-------- Supplied material

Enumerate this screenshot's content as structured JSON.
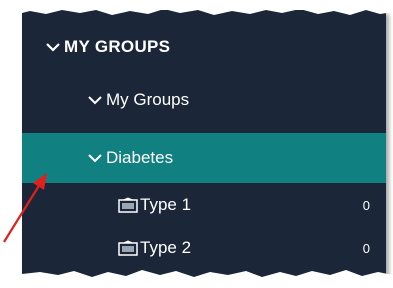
{
  "tree": {
    "section_header": "MY GROUPS",
    "subfolder": "My Groups",
    "selected_folder": "Diabetes",
    "groups": [
      {
        "label": "Type 1",
        "count": "0",
        "icon": "group-icon"
      },
      {
        "label": "Type 2",
        "count": "0",
        "icon": "group-icon"
      }
    ]
  },
  "colors": {
    "panel_bg": "#1b2638",
    "selected_bg": "#108080",
    "text": "#ffffff",
    "arrow": "#e0201c"
  }
}
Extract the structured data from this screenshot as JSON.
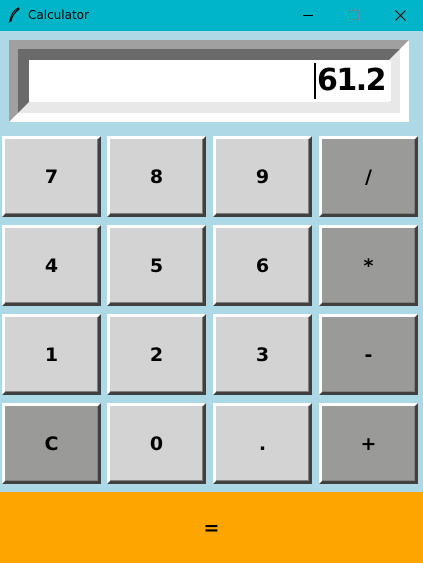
{
  "window": {
    "title": "Calculator",
    "titlebar_color": "#00B4C8",
    "icon": "feather-icon",
    "controls": [
      "minimize-icon",
      "maximize-icon",
      "close-icon"
    ]
  },
  "display": {
    "value": "61.2"
  },
  "keypad": {
    "rows": [
      [
        "7",
        "8",
        "9",
        "/"
      ],
      [
        "4",
        "5",
        "6",
        "*"
      ],
      [
        "1",
        "2",
        "3",
        "-"
      ],
      [
        "C",
        "0",
        ".",
        "+"
      ]
    ]
  },
  "equals": {
    "label": "=",
    "color": "#FFA500"
  },
  "colors": {
    "background": "#ADD8E6",
    "key_light": "#D3D3D3",
    "key_dark": "#9A9A98"
  }
}
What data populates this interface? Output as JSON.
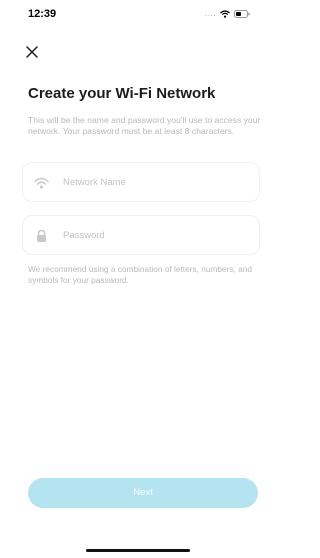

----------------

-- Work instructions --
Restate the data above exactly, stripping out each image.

-- Answer section --
Enumerate this screenshot's content as structured JSON.
{
  "tree": {
    "section_header": "MY GROUPS",
    "subfolder": "My Groups",
    "selected_folder": "Diabetes",
    "groups": [
      {
        "label": "Type 1",
        "count": "0",
        "icon": "group-icon"
      },
      {
        "label": "Type 2",
        "count": "0",
        "icon": "group-icon"
      }
    ]
  },
  "colors": {
    "panel_bg": "#1b2638",
    "selected_bg": "#108080",
    "text": "#ffffff",
    "arrow": "#e0201c"
  }
}
Extract the structured data from this screenshot as JSON.
{
  "window": {
    "title": "Calculator",
    "titlebar_color": "#00B4C8",
    "icon": "feather-icon",
    "controls": [
      "minimize-icon",
      "maximize-icon",
      "close-icon"
    ]
  },
  "display": {
    "value": "61.2"
  },
  "keypad": {
    "rows": [
      [
        "7",
        "8",
        "9",
        "/"
      ],
      [
        "4",
        "5",
        "6",
        "*"
      ],
      [
        "1",
        "2",
        "3",
        "-"
      ],
      [
        "C",
        "0",
        ".",
        "+"
      ]
    ]
  },
  "equals": {
    "label": "=",
    "color": "#FFA500"
  },
  "colors": {
    "background": "#ADD8E6",
    "key_light": "#D3D3D3",
    "key_dark": "#9A9A98"
  }
}
What data populates this interface? Output as JSON.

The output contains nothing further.